The body will examine how public service objectives can be funded in a way that is sustainable, ensures independent editorial oversight and delivers value for money.
The Commission will be chaired by Professor Brian MacCraith, former President of Dublin City University (DCU), and will also include experts in public service media, independent journalism, social media, new technology platforms, media economics, culture, language, creative content, governance and international best practice.
Strong structure 'critical'
Taoiseach Micheál Martin TD said the Commission would chart a pathway for public service broadcasting and independent media into the future.
“A strong, independent media structure is critical for Ireland’s cultural, sporting, creative and political life,” he said.
“People rely on newspapers, TV, radio and online platforms to find out about local and national issues, to inform them about current affairs, to showcase our culture, to reach out to our diaspora, and to bring the nation together at times of national celebration and reflection.
“Irish media outlets have always reflected the core principles of objectivity and independence, and at a time when disinformation is on the rise, sustainable and impartial journalism has never been more important,” he said.

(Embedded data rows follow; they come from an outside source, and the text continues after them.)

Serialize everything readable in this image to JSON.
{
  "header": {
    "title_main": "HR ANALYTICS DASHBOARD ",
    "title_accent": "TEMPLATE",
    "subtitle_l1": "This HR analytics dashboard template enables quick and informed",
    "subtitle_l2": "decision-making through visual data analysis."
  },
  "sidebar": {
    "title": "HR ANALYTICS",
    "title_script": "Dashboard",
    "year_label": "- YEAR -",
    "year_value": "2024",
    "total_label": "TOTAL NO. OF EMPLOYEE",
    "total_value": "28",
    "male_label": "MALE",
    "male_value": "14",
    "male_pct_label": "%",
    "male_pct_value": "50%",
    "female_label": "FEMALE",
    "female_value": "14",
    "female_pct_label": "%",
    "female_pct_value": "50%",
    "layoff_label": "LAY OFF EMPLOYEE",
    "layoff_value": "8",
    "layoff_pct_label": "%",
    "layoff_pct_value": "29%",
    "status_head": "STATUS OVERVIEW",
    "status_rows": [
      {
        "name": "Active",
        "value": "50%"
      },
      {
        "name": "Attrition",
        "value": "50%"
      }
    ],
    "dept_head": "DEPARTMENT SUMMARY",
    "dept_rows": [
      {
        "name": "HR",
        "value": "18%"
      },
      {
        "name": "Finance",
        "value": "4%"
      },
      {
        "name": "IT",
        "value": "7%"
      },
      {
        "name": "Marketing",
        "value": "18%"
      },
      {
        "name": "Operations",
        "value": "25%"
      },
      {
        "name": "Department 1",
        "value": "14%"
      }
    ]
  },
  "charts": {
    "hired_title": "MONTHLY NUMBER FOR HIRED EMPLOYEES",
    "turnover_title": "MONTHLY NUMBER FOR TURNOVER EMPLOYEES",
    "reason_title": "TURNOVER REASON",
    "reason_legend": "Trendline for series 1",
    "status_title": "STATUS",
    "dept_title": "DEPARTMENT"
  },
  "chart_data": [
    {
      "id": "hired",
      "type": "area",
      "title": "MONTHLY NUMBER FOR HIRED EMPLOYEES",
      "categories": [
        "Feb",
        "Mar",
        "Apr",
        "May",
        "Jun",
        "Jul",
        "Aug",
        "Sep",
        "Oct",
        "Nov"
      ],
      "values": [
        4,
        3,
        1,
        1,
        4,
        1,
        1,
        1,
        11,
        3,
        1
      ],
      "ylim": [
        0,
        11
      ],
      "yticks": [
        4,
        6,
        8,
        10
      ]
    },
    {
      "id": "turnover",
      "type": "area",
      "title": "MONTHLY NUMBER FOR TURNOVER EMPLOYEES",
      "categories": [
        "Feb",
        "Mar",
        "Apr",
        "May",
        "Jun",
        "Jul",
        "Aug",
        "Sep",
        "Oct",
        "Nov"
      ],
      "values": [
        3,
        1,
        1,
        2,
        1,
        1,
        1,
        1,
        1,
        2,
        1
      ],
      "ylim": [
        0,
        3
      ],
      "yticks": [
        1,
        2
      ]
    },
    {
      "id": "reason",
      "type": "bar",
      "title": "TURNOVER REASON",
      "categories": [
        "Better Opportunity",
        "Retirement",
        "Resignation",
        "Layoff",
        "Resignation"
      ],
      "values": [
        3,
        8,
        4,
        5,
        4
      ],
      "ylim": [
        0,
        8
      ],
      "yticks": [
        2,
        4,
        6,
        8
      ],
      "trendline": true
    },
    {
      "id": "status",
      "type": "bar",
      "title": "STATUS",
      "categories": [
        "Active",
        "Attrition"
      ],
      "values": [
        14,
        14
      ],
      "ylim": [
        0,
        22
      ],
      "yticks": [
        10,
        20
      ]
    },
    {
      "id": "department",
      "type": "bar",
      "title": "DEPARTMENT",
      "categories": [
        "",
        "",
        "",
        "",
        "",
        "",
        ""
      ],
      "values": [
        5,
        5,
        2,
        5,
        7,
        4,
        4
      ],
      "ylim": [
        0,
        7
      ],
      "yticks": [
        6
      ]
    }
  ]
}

Professor Brian MacCraith said he was looking forward to a very important public policy challenge, that is important for the “quality and wellbeing of our shared society.”
Members of the Future of Media Commission:
- Chair Professor Brian MacCraith, former President of Dublin City University (DCU),
- Sinéad Burke, Director of Tilting the Lens, writer and academic active in social media, and member of the Council of State,
- Alan Rusbridger, chair of the steering committee of the Reuters Institute for the Study of Journalism at the University of Oxford, and former Editor-in-Chief of Guardian News and Media,
- Lynette Fay, freelance broadcaster (broadcasting as Gaeilge and in English on BBC Radio Ulster) with an academic background in applied communications,
- Nuala O’Connor, co-founder of South Wind Blows, writer and documentary filmmaker in the areas of music and the arts,
- Gillian Doyle, Professor of Media Economics (Theatre, Film and Television Studies), University of Glasgow,
- Mark Little, co-founder of Kinzen,
- Stephen McNamara, Director of Communications, Irish Rugby Football Union (IRFU),
- Dr Finola Doyle-O’Neill, broadcast historian, University College Cork.